WORK INSTRUCTION
No record may be left out; print them all verbatim.

________________________________________

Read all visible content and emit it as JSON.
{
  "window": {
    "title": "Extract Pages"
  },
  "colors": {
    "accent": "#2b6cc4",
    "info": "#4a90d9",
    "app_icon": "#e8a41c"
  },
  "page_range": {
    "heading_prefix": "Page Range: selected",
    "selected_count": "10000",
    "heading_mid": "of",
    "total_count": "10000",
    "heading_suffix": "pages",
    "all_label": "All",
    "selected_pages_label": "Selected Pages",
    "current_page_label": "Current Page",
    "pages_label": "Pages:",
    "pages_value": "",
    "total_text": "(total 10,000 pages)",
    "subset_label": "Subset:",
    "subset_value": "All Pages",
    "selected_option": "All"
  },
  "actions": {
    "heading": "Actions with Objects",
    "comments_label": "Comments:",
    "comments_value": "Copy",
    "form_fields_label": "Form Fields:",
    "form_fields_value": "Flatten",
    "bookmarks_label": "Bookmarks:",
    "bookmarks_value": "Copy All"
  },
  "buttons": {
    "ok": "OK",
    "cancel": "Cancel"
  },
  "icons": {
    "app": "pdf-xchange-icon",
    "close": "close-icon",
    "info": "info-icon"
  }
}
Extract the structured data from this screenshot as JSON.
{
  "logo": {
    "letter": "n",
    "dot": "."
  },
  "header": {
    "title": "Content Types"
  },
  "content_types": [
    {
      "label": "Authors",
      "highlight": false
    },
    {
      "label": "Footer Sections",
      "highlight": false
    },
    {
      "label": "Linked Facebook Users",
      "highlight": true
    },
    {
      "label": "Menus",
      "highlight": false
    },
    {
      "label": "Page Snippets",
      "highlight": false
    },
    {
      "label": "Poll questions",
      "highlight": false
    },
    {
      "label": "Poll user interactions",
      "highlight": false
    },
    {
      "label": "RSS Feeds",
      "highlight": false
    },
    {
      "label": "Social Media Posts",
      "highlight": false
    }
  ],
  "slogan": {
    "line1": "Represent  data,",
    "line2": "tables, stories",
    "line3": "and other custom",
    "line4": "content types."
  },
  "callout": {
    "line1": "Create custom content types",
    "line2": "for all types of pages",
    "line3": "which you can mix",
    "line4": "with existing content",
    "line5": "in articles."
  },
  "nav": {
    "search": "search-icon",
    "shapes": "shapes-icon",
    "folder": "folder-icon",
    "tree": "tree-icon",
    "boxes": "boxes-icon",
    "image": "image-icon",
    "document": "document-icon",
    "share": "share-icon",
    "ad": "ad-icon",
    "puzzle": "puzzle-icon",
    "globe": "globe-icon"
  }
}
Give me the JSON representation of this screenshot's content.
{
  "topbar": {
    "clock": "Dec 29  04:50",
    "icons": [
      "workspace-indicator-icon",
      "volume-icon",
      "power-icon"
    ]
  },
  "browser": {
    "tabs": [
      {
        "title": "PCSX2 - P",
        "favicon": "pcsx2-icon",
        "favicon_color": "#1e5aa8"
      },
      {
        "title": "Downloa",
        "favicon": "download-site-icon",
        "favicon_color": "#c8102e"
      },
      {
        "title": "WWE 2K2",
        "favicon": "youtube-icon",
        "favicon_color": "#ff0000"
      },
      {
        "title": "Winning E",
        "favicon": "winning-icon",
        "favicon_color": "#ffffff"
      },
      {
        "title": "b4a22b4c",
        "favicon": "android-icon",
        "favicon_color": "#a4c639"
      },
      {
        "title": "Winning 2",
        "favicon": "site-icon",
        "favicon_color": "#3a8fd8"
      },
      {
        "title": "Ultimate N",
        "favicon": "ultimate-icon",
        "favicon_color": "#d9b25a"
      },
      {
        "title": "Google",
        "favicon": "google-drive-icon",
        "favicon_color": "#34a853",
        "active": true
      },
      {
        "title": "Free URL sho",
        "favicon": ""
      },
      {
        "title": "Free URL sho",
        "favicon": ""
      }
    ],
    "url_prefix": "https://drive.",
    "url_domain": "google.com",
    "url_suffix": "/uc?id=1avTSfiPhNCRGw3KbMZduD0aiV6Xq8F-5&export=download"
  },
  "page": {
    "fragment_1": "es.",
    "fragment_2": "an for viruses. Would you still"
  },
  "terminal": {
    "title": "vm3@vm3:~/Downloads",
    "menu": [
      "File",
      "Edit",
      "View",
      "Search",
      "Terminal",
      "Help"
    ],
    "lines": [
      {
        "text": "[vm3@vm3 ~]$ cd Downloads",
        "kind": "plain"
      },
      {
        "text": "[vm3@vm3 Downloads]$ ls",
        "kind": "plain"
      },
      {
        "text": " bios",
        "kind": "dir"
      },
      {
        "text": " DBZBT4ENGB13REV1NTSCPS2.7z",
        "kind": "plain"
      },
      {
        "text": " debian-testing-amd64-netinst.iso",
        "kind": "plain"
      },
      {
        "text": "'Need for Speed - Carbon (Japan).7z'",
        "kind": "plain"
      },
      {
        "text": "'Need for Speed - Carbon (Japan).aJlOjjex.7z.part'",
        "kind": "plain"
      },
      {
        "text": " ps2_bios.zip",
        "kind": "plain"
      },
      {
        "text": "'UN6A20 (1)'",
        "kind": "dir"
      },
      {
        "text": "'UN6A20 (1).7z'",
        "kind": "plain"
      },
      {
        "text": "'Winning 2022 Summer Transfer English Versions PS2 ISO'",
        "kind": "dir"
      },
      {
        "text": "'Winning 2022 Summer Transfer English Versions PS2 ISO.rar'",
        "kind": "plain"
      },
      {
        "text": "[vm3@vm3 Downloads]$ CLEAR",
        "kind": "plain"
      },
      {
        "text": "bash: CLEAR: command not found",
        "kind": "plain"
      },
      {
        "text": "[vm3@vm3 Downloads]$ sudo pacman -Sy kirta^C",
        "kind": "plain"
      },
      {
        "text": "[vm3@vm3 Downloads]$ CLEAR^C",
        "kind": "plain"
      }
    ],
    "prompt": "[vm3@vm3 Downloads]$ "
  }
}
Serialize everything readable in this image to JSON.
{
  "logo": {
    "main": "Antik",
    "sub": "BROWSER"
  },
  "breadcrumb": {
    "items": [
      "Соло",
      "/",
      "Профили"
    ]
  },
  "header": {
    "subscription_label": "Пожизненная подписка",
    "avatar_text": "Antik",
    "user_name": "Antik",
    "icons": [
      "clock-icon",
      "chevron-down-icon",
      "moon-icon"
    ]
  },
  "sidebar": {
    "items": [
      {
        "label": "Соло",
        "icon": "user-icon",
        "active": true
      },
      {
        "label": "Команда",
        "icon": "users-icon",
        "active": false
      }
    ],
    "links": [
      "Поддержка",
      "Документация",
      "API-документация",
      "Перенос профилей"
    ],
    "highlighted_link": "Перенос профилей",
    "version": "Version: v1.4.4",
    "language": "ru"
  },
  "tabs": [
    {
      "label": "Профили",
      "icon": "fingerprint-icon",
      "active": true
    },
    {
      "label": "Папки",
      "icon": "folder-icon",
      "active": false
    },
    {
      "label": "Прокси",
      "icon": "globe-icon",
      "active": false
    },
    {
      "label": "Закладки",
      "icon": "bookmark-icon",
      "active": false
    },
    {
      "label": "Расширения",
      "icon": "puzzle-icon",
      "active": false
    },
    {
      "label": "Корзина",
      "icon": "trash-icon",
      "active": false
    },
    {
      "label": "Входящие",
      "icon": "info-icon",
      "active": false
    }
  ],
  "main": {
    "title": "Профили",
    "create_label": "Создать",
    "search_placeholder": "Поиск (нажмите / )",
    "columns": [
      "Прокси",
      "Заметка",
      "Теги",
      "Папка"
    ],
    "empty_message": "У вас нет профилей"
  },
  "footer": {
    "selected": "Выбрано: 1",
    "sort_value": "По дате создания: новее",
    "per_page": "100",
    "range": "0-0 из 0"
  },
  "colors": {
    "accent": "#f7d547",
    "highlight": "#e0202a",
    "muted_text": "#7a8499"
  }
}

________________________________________

SOLUTION TO THE PROBLEM
Read all visible content and emit it as JSON.
{
  "window": {
    "title": "Extract Pages"
  },
  "colors": {
    "accent": "#2b6cc4",
    "info": "#4a90d9",
    "app_icon": "#e8a41c"
  },
  "page_range": {
    "heading_prefix": "Page Range: selected",
    "selected_count": "10000",
    "heading_mid": "of",
    "total_count": "10000",
    "heading_suffix": "pages",
    "all_label": "All",
    "selected_pages_label": "Selected Pages",
    "current_page_label": "Current Page",
    "pages_label": "Pages:",
    "pages_value": "",
    "total_text": "(total 10,000 pages)",
    "subset_label": "Subset:",
    "subset_value": "All Pages",
    "selected_option": "All"
  },
  "actions": {
    "heading": "Actions with Objects",
    "comments_label": "Comments:",
    "comments_value": "Copy",
    "form_fields_label": "Form Fields:",
    "form_fields_value": "Flatten",
    "bookmarks_label": "Bookmarks:",
    "bookmarks_value": "Copy All"
  },
  "buttons": {
    "ok": "OK",
    "cancel": "Cancel"
  },
  "icons": {
    "app": "pdf-xchange-icon",
    "close": "close-icon",
    "info": "info-icon"
  }
}
Extract the structured data from this screenshot as JSON.
{
  "logo": {
    "letter": "n",
    "dot": "."
  },
  "header": {
    "title": "Content Types"
  },
  "content_types": [
    {
      "label": "Authors",
      "highlight": false
    },
    {
      "label": "Footer Sections",
      "highlight": false
    },
    {
      "label": "Linked Facebook Users",
      "highlight": true
    },
    {
      "label": "Menus",
      "highlight": false
    },
    {
      "label": "Page Snippets",
      "highlight": false
    },
    {
      "label": "Poll questions",
      "highlight": false
    },
    {
      "label": "Poll user interactions",
      "highlight": false
    },
    {
      "label": "RSS Feeds",
      "highlight": false
    },
    {
      "label": "Social Media Posts",
      "highlight": false
    }
  ],
  "slogan": {
    "line1": "Represent  data,",
    "line2": "tables, stories",
    "line3": "and other custom",
    "line4": "content types."
  },
  "callout": {
    "line1": "Create custom content types",
    "line2": "for all types of pages",
    "line3": "which you can mix",
    "line4": "with existing content",
    "line5": "in articles."
  },
  "nav": {
    "search": "search-icon",
    "shapes": "shapes-icon",
    "folder": "folder-icon",
    "tree": "tree-icon",
    "boxes": "boxes-icon",
    "image": "image-icon",
    "document": "document-icon",
    "share": "share-icon",
    "ad": "ad-icon",
    "puzzle": "puzzle-icon",
    "globe": "globe-icon"
  }
}
Give me the JSON representation of this screenshot's content.
{
  "topbar": {
    "clock": "Dec 29  04:50",
    "icons": [
      "workspace-indicator-icon",
      "volume-icon",
      "power-icon"
    ]
  },
  "browser": {
    "tabs": [
      {
        "title": "PCSX2 - P",
        "favicon": "pcsx2-icon",
        "favicon_color": "#1e5aa8"
      },
      {
        "title": "Downloa",
        "favicon": "download-site-icon",
        "favicon_color": "#c8102e"
      },
      {
        "title": "WWE 2K2",
        "favicon": "youtube-icon",
        "favicon_color": "#ff0000"
      },
      {
        "title": "Winning E",
        "favicon": "winning-icon",
        "favicon_color": "#ffffff"
      },
      {
        "title": "b4a22b4c",
        "favicon": "android-icon",
        "favicon_color": "#a4c639"
      },
      {
        "title": "Winning 2",
        "favicon": "site-icon",
        "favicon_color": "#3a8fd8"
      },
      {
        "title": "Ultimate N",
        "favicon": "ultimate-icon",
        "favicon_color": "#d9b25a"
      },
      {
        "title": "Google",
        "favicon": "google-drive-icon",
        "favicon_color": "#34a853",
        "active": true
      },
      {
        "title": "Free URL sho",
        "favicon": ""
      },
      {
        "title": "Free URL sho",
        "favicon": ""
      }
    ],
    "url_prefix": "https://drive.",
    "url_domain": "google.com",
    "url_suffix": "/uc?id=1avTSfiPhNCRGw3KbMZduD0aiV6Xq8F-5&export=download"
  },
  "page": {
    "fragment_1": "es.",
    "fragment_2": "an for viruses. Would you still"
  },
  "terminal": {
    "title": "vm3@vm3:~/Downloads",
    "menu": [
      "File",
      "Edit",
      "View",
      "Search",
      "Terminal",
      "Help"
    ],
    "lines": [
      {
        "text": "[vm3@vm3 ~]$ cd Downloads",
        "kind": "plain"
      },
      {
        "text": "[vm3@vm3 Downloads]$ ls",
        "kind": "plain"
      },
      {
        "text": " bios",
        "kind": "dir"
      },
      {
        "text": " DBZBT4ENGB13REV1NTSCPS2.7z",
        "kind": "plain"
      },
      {
        "text": " debian-testing-amd64-netinst.iso",
        "kind": "plain"
      },
      {
        "text": "'Need for Speed - Carbon (Japan).7z'",
        "kind": "plain"
      },
      {
        "text": "'Need for Speed - Carbon (Japan).aJlOjjex.7z.part'",
        "kind": "plain"
      },
      {
        "text": " ps2_bios.zip",
        "kind": "plain"
      },
      {
        "text": "'UN6A20 (1)'",
        "kind": "dir"
      },
      {
        "text": "'UN6A20 (1).7z'",
        "kind": "plain"
      },
      {
        "text": "'Winning 2022 Summer Transfer English Versions PS2 ISO'",
        "kind": "dir"
      },
      {
        "text": "'Winning 2022 Summer Transfer English Versions PS2 ISO.rar'",
        "kind": "plain"
      },
      {
        "text": "[vm3@vm3 Downloads]$ CLEAR",
        "kind": "plain"
      },
      {
        "text": "bash: CLEAR: command not found",
        "kind": "plain"
      },
      {
        "text": "[vm3@vm3 Downloads]$ sudo pacman -Sy kirta^C",
        "kind": "plain"
      },
      {
        "text": "[vm3@vm3 Downloads]$ CLEAR^C",
        "kind": "plain"
      }
    ],
    "prompt": "[vm3@vm3 Downloads]$ "
  }
}
Serialize everything readable in this image to JSON.
{
  "logo": {
    "main": "Antik",
    "sub": "BROWSER"
  },
  "breadcrumb": {
    "items": [
      "Соло",
      "/",
      "Профили"
    ]
  },
  "header": {
    "subscription_label": "Пожизненная подписка",
    "avatar_text": "Antik",
    "user_name": "Antik",
    "icons": [
      "clock-icon",
      "chevron-down-icon",
      "moon-icon"
    ]
  },
  "sidebar": {
    "items": [
      {
        "label": "Соло",
        "icon": "user-icon",
        "active": true
      },
      {
        "label": "Команда",
        "icon": "users-icon",
        "active": false
      }
    ],
    "links": [
      "Поддержка",
      "Документация",
      "API-документация",
      "Перенос профилей"
    ],
    "highlighted_link": "Перенос профилей",
    "version": "Version: v1.4.4",
    "language": "ru"
  },
  "tabs": [
    {
      "label": "Профили",
      "icon": "fingerprint-icon",
      "active": true
    },
    {
      "label": "Папки",
      "icon": "folder-icon",
      "active": false
    },
    {
      "label": "Прокси",
      "icon": "globe-icon",
      "active": false
    },
    {
      "label": "Закладки",
      "icon": "bookmark-icon",
      "active": false
    },
    {
      "label": "Расширения",
      "icon": "puzzle-icon",
      "active": false
    },
    {
      "label": "Корзина",
      "icon": "trash-icon",
      "active": false
    },
    {
      "label": "Входящие",
      "icon": "info-icon",
      "active": false
    }
  ],
  "main": {
    "title": "Профили",
    "create_label": "Создать",
    "search_placeholder": "Поиск (нажмите / )",
    "columns": [
      "Прокси",
      "Заметка",
      "Теги",
      "Папка"
    ],
    "empty_message": "У вас нет профилей"
  },
  "footer": {
    "selected": "Выбрано: 1",
    "sort_value": "По дате создания: новее",
    "per_page": "100",
    "range": "0-0 из 0"
  },
  "colors": {
    "accent": "#f7d547",
    "highlight": "#e0202a",
    "muted_text": "#7a8499"
  }
}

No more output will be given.